Smoke and carbon monoxide alarm regulations

We're here to help - available until 10pm

Free Valuation
Back to latest news
5 Oct 2015

New smoke and carbon monoxide alarm regulations

Author: Michael Cook

Avoid a £5,000 fine by staying up to date with new smoke alarm regulations

House to letAs of 1st October 2015, the new smoke and carbon monoxide alarm regulations were put in place and failure to comply can result in a £5,000 fine.

The requirements, in brief, are:

  • A smoke alarm must be fitted in each storey of the property
  • Carbon monoxide detectors must be installed in any room with a solid fuel burning combustion appliance
  • Alarms must be checked and “in proper working order” on first day of tenancy
  • A record of the check must be made on the commencement of the tenancy

There have been concerns over the rapid implementation of the legislation, and David Cox, Managing Director of Association of Residential Letting Agents (ARLA), says: “It is simply impracticable for letting agents, who may manage a huge amount of properties, to gain access to the properties and to install these alarms on behalf of their clients in the time frame allotted.”
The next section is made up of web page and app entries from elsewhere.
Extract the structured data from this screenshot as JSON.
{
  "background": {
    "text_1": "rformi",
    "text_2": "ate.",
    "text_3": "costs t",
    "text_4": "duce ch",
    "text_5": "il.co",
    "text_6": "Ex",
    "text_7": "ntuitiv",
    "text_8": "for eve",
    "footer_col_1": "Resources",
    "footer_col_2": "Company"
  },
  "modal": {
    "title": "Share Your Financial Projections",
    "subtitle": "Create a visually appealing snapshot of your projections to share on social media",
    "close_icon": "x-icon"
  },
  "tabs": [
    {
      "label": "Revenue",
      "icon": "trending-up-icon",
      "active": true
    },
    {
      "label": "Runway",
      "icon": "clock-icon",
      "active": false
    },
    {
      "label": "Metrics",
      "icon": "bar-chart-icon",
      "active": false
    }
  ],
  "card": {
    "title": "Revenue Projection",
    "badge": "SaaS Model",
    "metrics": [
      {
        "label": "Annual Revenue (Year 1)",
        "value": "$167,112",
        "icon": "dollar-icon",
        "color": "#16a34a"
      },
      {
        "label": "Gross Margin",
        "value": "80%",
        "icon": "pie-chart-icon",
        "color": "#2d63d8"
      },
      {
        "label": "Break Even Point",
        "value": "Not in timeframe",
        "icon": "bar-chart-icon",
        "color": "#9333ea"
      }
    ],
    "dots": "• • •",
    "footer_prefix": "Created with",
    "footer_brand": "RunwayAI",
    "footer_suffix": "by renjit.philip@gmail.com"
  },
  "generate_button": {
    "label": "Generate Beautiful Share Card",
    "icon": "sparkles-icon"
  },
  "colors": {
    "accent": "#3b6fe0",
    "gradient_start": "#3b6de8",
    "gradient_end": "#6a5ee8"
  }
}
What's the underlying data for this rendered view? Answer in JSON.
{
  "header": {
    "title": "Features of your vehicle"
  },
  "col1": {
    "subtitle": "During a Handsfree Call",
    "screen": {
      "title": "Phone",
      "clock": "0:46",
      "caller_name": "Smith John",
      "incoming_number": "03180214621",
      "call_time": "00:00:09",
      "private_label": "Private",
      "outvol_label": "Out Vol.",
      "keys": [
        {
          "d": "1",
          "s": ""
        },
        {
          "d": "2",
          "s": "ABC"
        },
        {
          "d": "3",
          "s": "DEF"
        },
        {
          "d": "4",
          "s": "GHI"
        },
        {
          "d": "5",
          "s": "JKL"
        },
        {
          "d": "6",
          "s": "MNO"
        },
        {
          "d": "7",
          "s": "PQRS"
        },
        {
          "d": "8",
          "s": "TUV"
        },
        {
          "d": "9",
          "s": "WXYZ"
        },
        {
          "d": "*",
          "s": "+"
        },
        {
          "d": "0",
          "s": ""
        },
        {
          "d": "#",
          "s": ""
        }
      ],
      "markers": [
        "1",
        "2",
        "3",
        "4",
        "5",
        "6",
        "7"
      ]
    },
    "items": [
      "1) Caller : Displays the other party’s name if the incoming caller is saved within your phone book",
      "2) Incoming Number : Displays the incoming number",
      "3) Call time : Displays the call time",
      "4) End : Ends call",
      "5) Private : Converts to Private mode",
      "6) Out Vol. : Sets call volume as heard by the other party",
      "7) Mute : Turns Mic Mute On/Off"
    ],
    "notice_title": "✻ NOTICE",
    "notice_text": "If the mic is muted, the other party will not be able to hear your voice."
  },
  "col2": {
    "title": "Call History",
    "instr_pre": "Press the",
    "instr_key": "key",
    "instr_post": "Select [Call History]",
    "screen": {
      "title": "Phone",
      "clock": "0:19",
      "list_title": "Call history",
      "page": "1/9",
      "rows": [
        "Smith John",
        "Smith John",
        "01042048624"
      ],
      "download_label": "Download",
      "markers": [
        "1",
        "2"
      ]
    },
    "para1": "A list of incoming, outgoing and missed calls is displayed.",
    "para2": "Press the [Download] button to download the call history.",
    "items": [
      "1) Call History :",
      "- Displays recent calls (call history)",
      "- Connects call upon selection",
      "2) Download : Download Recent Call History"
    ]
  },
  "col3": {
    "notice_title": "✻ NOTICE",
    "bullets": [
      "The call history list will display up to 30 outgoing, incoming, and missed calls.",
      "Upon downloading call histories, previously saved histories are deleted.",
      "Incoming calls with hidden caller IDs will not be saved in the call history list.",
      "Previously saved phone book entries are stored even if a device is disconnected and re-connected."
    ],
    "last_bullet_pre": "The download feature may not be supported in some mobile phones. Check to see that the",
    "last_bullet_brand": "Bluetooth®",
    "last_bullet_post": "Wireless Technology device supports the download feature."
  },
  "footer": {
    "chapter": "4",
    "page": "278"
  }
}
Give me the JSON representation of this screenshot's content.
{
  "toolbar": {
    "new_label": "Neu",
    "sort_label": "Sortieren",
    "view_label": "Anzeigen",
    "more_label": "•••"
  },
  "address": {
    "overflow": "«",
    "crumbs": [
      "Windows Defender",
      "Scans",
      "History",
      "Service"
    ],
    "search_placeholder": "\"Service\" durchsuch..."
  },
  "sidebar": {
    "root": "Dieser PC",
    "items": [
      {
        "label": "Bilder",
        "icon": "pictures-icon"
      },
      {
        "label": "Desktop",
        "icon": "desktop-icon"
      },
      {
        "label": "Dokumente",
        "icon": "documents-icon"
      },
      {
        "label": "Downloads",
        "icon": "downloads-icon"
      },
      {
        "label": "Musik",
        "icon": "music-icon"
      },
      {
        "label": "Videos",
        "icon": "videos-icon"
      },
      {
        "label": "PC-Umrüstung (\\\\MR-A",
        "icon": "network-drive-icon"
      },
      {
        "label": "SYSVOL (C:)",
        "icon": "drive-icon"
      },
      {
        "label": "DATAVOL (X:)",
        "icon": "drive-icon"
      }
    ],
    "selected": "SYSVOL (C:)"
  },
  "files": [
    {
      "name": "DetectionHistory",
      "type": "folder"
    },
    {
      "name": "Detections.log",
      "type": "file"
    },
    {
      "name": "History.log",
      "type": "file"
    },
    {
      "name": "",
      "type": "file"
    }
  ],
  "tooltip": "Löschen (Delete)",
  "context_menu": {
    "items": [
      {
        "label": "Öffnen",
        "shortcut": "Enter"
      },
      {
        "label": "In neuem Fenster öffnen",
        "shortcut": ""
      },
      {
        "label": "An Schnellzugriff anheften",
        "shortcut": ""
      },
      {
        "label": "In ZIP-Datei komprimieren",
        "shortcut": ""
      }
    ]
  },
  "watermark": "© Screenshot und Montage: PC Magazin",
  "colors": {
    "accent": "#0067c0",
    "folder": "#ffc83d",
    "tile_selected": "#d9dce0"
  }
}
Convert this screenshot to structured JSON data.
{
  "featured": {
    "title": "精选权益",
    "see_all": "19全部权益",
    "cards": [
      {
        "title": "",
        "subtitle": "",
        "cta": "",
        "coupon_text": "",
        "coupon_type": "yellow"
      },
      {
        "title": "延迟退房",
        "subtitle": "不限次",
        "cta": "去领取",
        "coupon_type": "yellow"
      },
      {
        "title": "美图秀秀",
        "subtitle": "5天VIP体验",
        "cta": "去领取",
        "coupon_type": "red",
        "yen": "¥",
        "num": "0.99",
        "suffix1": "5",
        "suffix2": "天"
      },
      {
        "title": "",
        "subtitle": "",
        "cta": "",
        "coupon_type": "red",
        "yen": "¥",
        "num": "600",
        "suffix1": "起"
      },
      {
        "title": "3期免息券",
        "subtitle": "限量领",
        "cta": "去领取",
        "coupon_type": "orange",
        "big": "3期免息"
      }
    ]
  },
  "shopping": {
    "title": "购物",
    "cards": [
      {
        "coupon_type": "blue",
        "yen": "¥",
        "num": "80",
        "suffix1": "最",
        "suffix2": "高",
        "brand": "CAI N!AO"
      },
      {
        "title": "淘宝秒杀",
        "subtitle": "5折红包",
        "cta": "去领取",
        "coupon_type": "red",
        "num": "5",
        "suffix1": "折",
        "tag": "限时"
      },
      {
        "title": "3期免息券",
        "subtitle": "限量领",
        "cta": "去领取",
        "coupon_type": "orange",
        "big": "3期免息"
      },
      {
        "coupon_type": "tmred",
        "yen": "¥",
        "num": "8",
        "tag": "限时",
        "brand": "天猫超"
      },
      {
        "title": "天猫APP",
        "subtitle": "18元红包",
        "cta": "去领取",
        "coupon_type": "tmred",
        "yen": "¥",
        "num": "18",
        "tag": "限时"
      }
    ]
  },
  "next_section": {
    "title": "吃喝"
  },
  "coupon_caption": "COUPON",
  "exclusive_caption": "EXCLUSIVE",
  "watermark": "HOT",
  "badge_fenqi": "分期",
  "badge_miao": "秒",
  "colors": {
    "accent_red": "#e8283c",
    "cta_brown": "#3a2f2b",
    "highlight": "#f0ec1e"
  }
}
However, now the regulations have been approved, there is no grace period after 1st October and the alarms must have been installed.

Michael Cook, Assistant Managing Director of Lettings, comments on the new regulations: “It is the tenant’s responsibility to test all of the alarms and ensure they are in working order after the landlord’s first check on the first day of tenancy, and we are recommending that landlords advise tenants to test their smoke alarms regularly, preferably on a monthly basis.”

The Residential Landlord’s Association (RLA) has produced a handy booklet about the changes which you can access here.  

1st October also saw changes to the Section 21 notice, meaning a landlord will no longer be able to serve a Section 21 notice within the first four months of the contractual term of the tenancy. This is to stop landlords and their agents serving notice at the commencement of a tenancy with a view to being able to terminate it at their convenience.

Further changes mean that landlords may not be able to serve a valid Section 21 notice if they are in breach of legislation relating to the condition of the property, health and safety of occupiers and energy performance certificates.

Learn more about the Section 21 notice

To discuss any of these legislation changes in more detail contact your Property Manager or the team of experienced letting agents at your local Romans branch.

Ask The Expert

Get answers to your property questions

View experts

Follow Romans

Like Romans on Facebook

Latest News Stories

The service was excellent throughout the process and made moving a simple and enjoyable experience " R. Swiatek

FIND OUT THE CURRENT MARKET VALUE OF YOUR PROPERTY. BOOK YOUR FREE VALUATION.